- There are so many various methodologies for different subjects it is impossible to cover them all here. As you have done with your topic you should do the same with researching your research method!
- Quantitative methodologies produce quantifiable outcomes – you are likely to have clearly set out responses to questions you ask, otherwise known as ‘variables’.
- Secondary sources can also be used as direct evidence for (or against) a theory or hypothesis which you are investigating (though always check the primary sources that these secondary accounts rely upon). Secondary sources are also particularly useful for establishing the context of your research, the theories, concepts and definitions you will use.
- Primary sources can be used as direct evidence for (or against) a theory or hypothesis which you are investigating. It may also be used to defend assumptions which will underpin your research.
- Primary research is usually written up in journal articles, conference papers, and theses. These formats tend to allow for faster and more specific publications.
- Primary research is typically focused on original evidence – i.e. raw information which has not been processed or interpreted by other researchers. Such research may include:
- What kinds of sources do I need to pursue my particular questions?
The ‘right sources’ depend entirely on what you are studying, and the methods you plan to use. Focus on the sources you need, rather than those that seem commonplace.
- What in my research needs to be original, and what doesn’t?
Something about your research should be original (or else what is its purpose?). But ‘original research’ can mean lots of things:
Looking at old data with a new method is original research
Drawing a new conclusion from secondary sources is original research
Applying an existing theory to a new case study is original research.
- It is likely I will use both primary and secondary sources, but how should I cater for this in my structure?

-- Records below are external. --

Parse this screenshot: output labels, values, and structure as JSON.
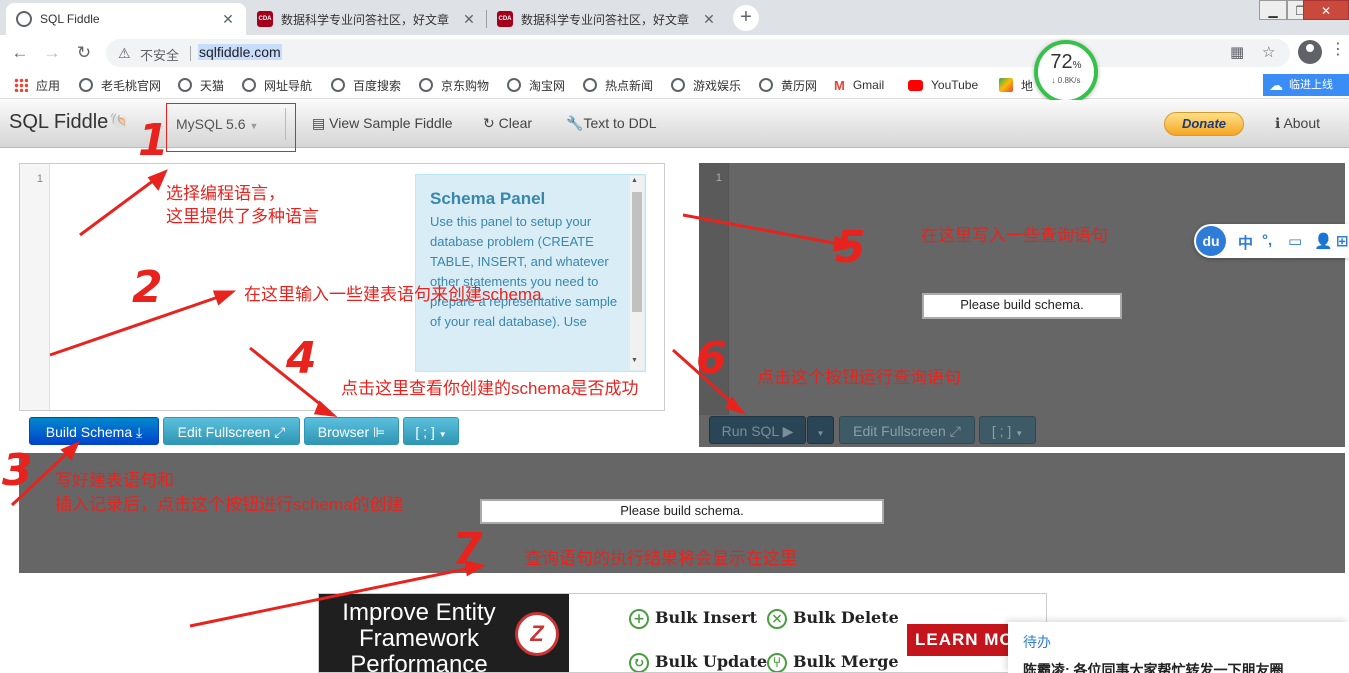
{
  "browser": {
    "tabs": [
      {
        "title": "SQL Fiddle",
        "active": true
      },
      {
        "title": "数据科学专业问答社区，好文章",
        "active": false,
        "favicon": "CDA"
      },
      {
        "title": "数据科学专业问答社区，好文章",
        "active": false,
        "favicon": "CDA"
      }
    ],
    "insecure_label": "不安全",
    "url": "sqlfiddle.com",
    "bookmarks": [
      "应用",
      "老毛桃官网",
      "天猫",
      "网址导航",
      "百度搜索",
      "京东购物",
      "淘宝网",
      "热点新闻",
      "游戏娱乐",
      "黄历网",
      "Gmail",
      "YouTube",
      "地"
    ],
    "cloud_button": "临进上线"
  },
  "speed_widget": {
    "percent": "72",
    "percent_sign": "%",
    "rate": "↓ 0.8K/s"
  },
  "fiddle": {
    "brand": "SQL Fiddle",
    "db_select": "MySQL 5.6",
    "nav": {
      "view_sample": "View Sample Fiddle",
      "clear": "Clear",
      "text_to_ddl": "Text to DDL",
      "donate": "Donate",
      "about": "About"
    },
    "schema_line_no": "1",
    "schema_panel": {
      "title": "Schema Panel",
      "body": "Use this panel to setup your database problem (CREATE TABLE, INSERT, and whatever other statements you need to prepare a representative sample of your real database). Use"
    },
    "query_line_no": "1",
    "please_build": "Please build schema.",
    "buttons": {
      "build_schema": "Build Schema",
      "edit_fullscreen": "Edit Fullscreen",
      "browser": "Browser",
      "terminator": "[ ; ]",
      "run_sql": "Run SQL",
      "edit_fullscreen_right": "Edit Fullscreen",
      "terminator_right": "[ ; ]"
    },
    "results_please_build": "Please build schema."
  },
  "ad": {
    "title": "Improve Entity Framework Performance",
    "items": [
      "Bulk Insert",
      "Bulk Delete",
      "Bulk Update",
      "Bulk Merge"
    ],
    "cta": "LEARN MOR"
  },
  "notification": {
    "title": "待办",
    "text": "陈霸凌: 各位同事大家帮忙转发一下朋友圈"
  },
  "ime": {
    "logo": "du",
    "items": [
      "中",
      "°,",
      "▭",
      "👤",
      "⊞"
    ]
  },
  "annotations": {
    "n1": "1",
    "n2": "2",
    "n3": "3",
    "n4": "4",
    "n5": "5",
    "n6": "6",
    "n7": "7",
    "t1a": "选择编程语言，",
    "t1b": "这里提供了多种语言",
    "t2": "在这里输入一些建表语句来创建schema",
    "t3a": "写好建表语句和",
    "t3b": "插入记录后，点击这个按钮进行schema的创建",
    "t4": "点击这里查看你创建的schema是否成功",
    "t5": "在这里写入一些查询语句",
    "t6": "点击这个按钮运行查询语句",
    "t7": "查询语句的执行结果将会显示在这里"
  },
  "colors": {
    "annotation": "#e8231e",
    "build_button": "#0055cc",
    "panel_text": "#3a87ad",
    "editor_dark": "#666666"
  }
}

Think firstly about whether you begin with a literature review, or whether to introduce your sources as you proceed.
Which sources are needed to base the project on, and establish the question – and which are needed later to do the analysis?
- Secondary research may also be written up in journal articles, conference papers, and theses. It is also commonly found in academic books, and edited volumes, in which subjects and theories can be explored in greater depth.
- What is the quality of the sources I am looking at?
A strong piece of secondary analysis is more reliable than a weak piece of primary research.
- Secondary research is typically focused on drawing conclusions based upon existing research, but possibly from a new theoretical, or methodological perspective. Such research may include:
- Effective visualization helps us in analyzing and understanding data.
- And finally, be prepared to stick with it for the long term. These things always take time, and Rome wasn't built in a day.
- Because research can be very tough. It can be a lonely place.
- Do lots and lots of reading and also lots and lots of talking to other people and listening.
- So it's worth putting some thought into that. Secondly, it's really important to know what's been done before.
- So keeping good notes as you're going is really important.
- try to understand whether that has already been done by someone else.
- So find out what other people think about that topic as well.
- Make sure you really like the thing that you are about to research.
- Research is a vast and often cyclical process with no clear path from A to B. But as with any kind of exploration, it is always worth following a path of some kind, the one that you think is most appropriate and you know that you can stick to.